  • A change of clothes
  • Medical equipment, including:
    • Canes, crutches, walkers, and wheelchairs
    • Nebulizers
    • Oxygen equipment
    • Blood sugar monitors
  • Medical supplies, including:
    • Antibacterial wipes
    • Catheters
    • Syringes
    • Nasal cannulas
    • Blood test strips
  • First aid supplies, including:
  • Sanitation and hygiene items, including:
    • Soap
    • Hand sanitizer
    • Sanitizing wipes
    • Garbage bags and plastic ties
    • Toilet paper
    • Feminine hygiene supplies
  • Pet supplies
  • Childcare supplies
  • Baby supplies

Quick Tips
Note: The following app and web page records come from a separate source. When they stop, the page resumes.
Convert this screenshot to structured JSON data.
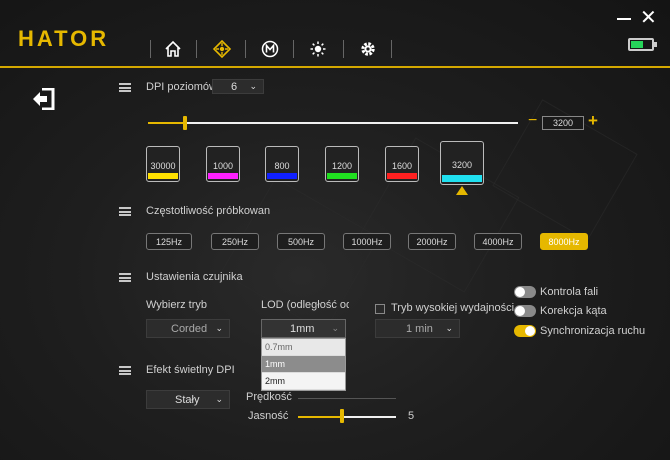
{
  "app": {
    "logo": "HATOR"
  },
  "nav": {
    "icons": [
      "home-icon",
      "dpi-target-icon",
      "macro-icon",
      "lighting-icon",
      "settings-icon"
    ],
    "active": "dpi-target-icon"
  },
  "window": {
    "minimize": "—",
    "close": "✕"
  },
  "battery": {
    "level": 0.6,
    "color": "#26d45a"
  },
  "dpi": {
    "levels_label": "DPI poziomów",
    "levels_value": "6",
    "current_value": "3200",
    "minus": "−",
    "plus": "+",
    "slider_fraction": 0.1,
    "presets": [
      {
        "value": "30000",
        "color": "#ffe000"
      },
      {
        "value": "1000",
        "color": "#ff20ff"
      },
      {
        "value": "800",
        "color": "#1020ff"
      },
      {
        "value": "1200",
        "color": "#20e020"
      },
      {
        "value": "1600",
        "color": "#ff2020"
      },
      {
        "value": "3200",
        "color": "#20e0f0",
        "active": true
      }
    ]
  },
  "polling": {
    "label": "Częstotliwość próbkowan",
    "rates": [
      "125Hz",
      "250Hz",
      "500Hz",
      "1000Hz",
      "2000Hz",
      "4000Hz",
      "8000Hz"
    ],
    "active": "8000Hz"
  },
  "sensor": {
    "label": "Ustawienia czujnika",
    "mode_label": "Wybierz tryb",
    "mode_value": "Corded",
    "lod_label": "LOD (odległość odry",
    "lod_value": "1mm",
    "lod_options": [
      "0.7mm",
      "1mm",
      "2mm"
    ],
    "hp_label": "Tryb wysokiej wydajności",
    "hp_value": "1 min",
    "toggles": [
      {
        "label": "Kontrola fali",
        "on": false
      },
      {
        "label": "Korekcja kąta",
        "on": false
      },
      {
        "label": "Synchronizacja ruchu",
        "on": true
      }
    ]
  },
  "lighting": {
    "label": "Efekt świetlny DPI",
    "effect_value": "Stały",
    "speed_label": "Prędkość",
    "brightness_label": "Jasność",
    "brightness_value": "5",
    "brightness_fraction": 0.45
  },
  "colors": {
    "accent": "#e6b800"
  }
}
  • Be ready to evacuate at a moment’s notice. Pack emergency supplies in a portable and durable container(s), such as plastic bin, duffle bag, backpack, a trash can with a lid, and/or carry-on luggage.
  • Shop for canned (not jarred) foods. Undamaged, commercially-prepared foods in all-metal cans or retort pouches can be saved if you remove the labels, thoroughly wash the cans, rinse them, and then disinfect them with a sanitizing solution of 1 cup (8 oz/240 mL) of unscented household chlorine bleach in 5 gallons of clean water.
  • Store at least 1 gallon of water per day for each person and each pet. Store more water for hot climates, for pregnant women, and for people who are sick.
  • Update your supplies every six (6) months. Remove, use, and replace any food and water, prescription medications, and supplies before they expire.
  • Kids like to help. Use Ready Wrigley checklists and activity books to help explain emergency preparedness to children and involve them in gathering supplies.


Are you resilient?

A person’s “resilience” is their ability to bounce back from a difficult or life-changing event—like the diagnosis of chronic disease or the impacts of a natural disaster. People are more resilient and better able to withstand, adapt to, and recover from adversity when they make healthy choices, including the decision to prepare for emergencies. Communities are more resilient when their citizens are prepared.